= Beginning of Section =

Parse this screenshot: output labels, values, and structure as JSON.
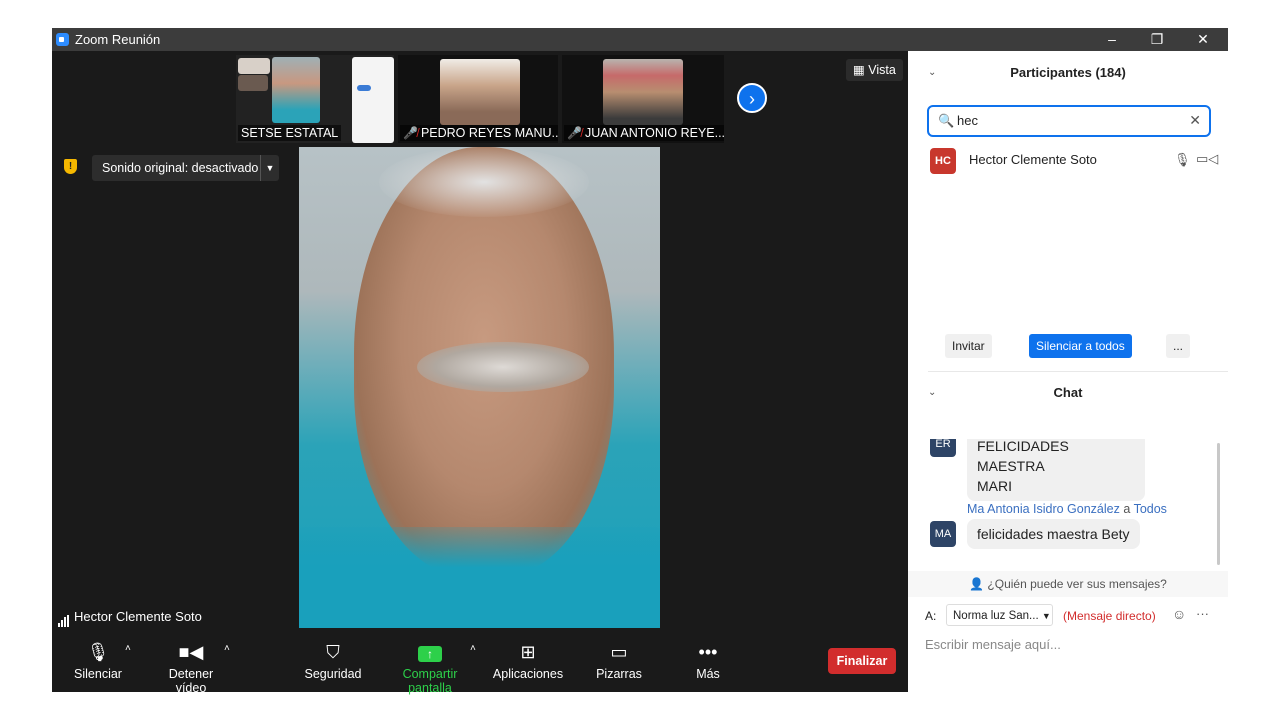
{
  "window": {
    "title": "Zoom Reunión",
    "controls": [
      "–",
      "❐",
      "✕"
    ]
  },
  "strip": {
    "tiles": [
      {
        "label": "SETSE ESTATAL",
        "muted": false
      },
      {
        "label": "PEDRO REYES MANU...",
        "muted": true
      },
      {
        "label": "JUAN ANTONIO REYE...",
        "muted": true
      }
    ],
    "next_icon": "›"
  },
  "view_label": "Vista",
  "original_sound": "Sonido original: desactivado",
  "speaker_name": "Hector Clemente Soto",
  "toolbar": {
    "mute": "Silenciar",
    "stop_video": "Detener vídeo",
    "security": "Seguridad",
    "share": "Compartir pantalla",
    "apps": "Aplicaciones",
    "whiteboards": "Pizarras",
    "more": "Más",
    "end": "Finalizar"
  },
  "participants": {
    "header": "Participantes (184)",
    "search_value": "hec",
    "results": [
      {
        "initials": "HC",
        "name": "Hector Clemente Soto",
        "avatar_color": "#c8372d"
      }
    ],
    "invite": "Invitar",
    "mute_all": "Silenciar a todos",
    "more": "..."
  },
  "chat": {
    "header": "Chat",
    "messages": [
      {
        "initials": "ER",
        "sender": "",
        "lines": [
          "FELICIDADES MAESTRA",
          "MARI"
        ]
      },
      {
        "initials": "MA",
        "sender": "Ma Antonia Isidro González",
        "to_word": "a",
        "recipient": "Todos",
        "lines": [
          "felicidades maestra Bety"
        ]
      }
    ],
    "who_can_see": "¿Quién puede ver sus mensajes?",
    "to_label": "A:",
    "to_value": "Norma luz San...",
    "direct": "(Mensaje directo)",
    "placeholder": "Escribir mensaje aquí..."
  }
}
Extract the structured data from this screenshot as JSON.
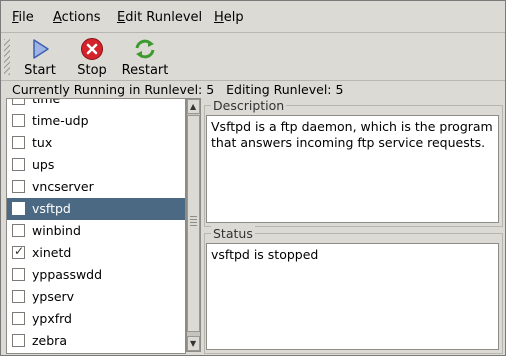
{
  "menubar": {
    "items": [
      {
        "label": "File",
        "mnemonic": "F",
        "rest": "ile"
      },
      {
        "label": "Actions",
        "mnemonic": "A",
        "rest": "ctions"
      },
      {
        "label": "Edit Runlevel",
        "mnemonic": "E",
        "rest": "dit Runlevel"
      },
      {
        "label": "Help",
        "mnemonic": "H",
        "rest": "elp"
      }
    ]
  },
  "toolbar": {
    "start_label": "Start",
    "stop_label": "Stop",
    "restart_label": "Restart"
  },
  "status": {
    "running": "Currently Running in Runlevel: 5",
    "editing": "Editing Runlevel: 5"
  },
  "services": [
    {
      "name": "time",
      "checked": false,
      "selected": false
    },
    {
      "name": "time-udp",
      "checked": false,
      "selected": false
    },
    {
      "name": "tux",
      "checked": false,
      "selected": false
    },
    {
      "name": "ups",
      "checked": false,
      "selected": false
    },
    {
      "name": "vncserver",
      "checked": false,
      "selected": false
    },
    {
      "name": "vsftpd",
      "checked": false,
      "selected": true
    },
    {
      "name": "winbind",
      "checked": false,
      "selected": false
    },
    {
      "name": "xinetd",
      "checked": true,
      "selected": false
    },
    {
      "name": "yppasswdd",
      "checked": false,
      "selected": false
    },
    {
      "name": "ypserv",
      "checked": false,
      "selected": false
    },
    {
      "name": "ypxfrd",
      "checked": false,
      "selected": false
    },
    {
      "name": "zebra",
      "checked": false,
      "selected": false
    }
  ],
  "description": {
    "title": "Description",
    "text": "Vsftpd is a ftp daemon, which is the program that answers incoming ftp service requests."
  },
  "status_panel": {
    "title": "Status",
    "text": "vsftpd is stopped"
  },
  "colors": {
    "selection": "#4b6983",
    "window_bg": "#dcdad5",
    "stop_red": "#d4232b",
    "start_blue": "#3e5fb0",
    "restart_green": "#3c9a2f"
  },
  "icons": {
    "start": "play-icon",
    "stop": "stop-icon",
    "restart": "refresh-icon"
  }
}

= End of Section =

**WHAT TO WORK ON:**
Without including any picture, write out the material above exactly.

**RESULT:**
Parse this screenshot: output labels, values, and structure as JSON.
{
  "window": {
    "title": "Zoom Reunión",
    "controls": [
      "–",
      "❐",
      "✕"
    ]
  },
  "strip": {
    "tiles": [
      {
        "label": "SETSE ESTATAL",
        "muted": false
      },
      {
        "label": "PEDRO REYES MANU...",
        "muted": true
      },
      {
        "label": "JUAN ANTONIO REYE...",
        "muted": true
      }
    ],
    "next_icon": "›"
  },
  "view_label": "Vista",
  "original_sound": "Sonido original: desactivado",
  "speaker_name": "Hector Clemente Soto",
  "toolbar": {
    "mute": "Silenciar",
    "stop_video": "Detener vídeo",
    "security": "Seguridad",
    "share": "Compartir pantalla",
    "apps": "Aplicaciones",
    "whiteboards": "Pizarras",
    "more": "Más",
    "end": "Finalizar"
  },
  "participants": {
    "header": "Participantes (184)",
    "search_value": "hec",
    "results": [
      {
        "initials": "HC",
        "name": "Hector Clemente Soto",
        "avatar_color": "#c8372d"
      }
    ],
    "invite": "Invitar",
    "mute_all": "Silenciar a todos",
    "more": "..."
  },
  "chat": {
    "header": "Chat",
    "messages": [
      {
        "initials": "ER",
        "sender": "",
        "lines": [
          "FELICIDADES MAESTRA",
          "MARI"
        ]
      },
      {
        "initials": "MA",
        "sender": "Ma Antonia Isidro González",
        "to_word": "a",
        "recipient": "Todos",
        "lines": [
          "felicidades maestra Bety"
        ]
      }
    ],
    "who_can_see": "¿Quién puede ver sus mensajes?",
    "to_label": "A:",
    "to_value": "Norma luz San...",
    "direct": "(Mensaje directo)",
    "placeholder": "Escribir mensaje aquí..."
  }
}
Extract the structured data from this screenshot as JSON.
{
  "menubar": {
    "items": [
      {
        "label": "File",
        "mnemonic": "F",
        "rest": "ile"
      },
      {
        "label": "Actions",
        "mnemonic": "A",
        "rest": "ctions"
      },
      {
        "label": "Edit Runlevel",
        "mnemonic": "E",
        "rest": "dit Runlevel"
      },
      {
        "label": "Help",
        "mnemonic": "H",
        "rest": "elp"
      }
    ]
  },
  "toolbar": {
    "start_label": "Start",
    "stop_label": "Stop",
    "restart_label": "Restart"
  },
  "status": {
    "running": "Currently Running in Runlevel: 5",
    "editing": "Editing Runlevel: 5"
  },
  "services": [
    {
      "name": "time",
      "checked": false,
      "selected": false
    },
    {
      "name": "time-udp",
      "checked": false,
      "selected": false
    },
    {
      "name": "tux",
      "checked": false,
      "selected": false
    },
    {
      "name": "ups",
      "checked": false,
      "selected": false
    },
    {
      "name": "vncserver",
      "checked": false,
      "selected": false
    },
    {
      "name": "vsftpd",
      "checked": false,
      "selected": true
    },
    {
      "name": "winbind",
      "checked": false,
      "selected": false
    },
    {
      "name": "xinetd",
      "checked": true,
      "selected": false
    },
    {
      "name": "yppasswdd",
      "checked": false,
      "selected": false
    },
    {
      "name": "ypserv",
      "checked": false,
      "selected": false
    },
    {
      "name": "ypxfrd",
      "checked": false,
      "selected": false
    },
    {
      "name": "zebra",
      "checked": false,
      "selected": false
    }
  ],
  "description": {
    "title": "Description",
    "text": "Vsftpd is a ftp daemon, which is the program that answers incoming ftp service requests."
  },
  "status_panel": {
    "title": "Status",
    "text": "vsftpd is stopped"
  },
  "colors": {
    "selection": "#4b6983",
    "window_bg": "#dcdad5",
    "stop_red": "#d4232b",
    "start_blue": "#3e5fb0",
    "restart_green": "#3c9a2f"
  },
  "icons": {
    "start": "play-icon",
    "stop": "stop-icon",
    "restart": "refresh-icon"
  }
}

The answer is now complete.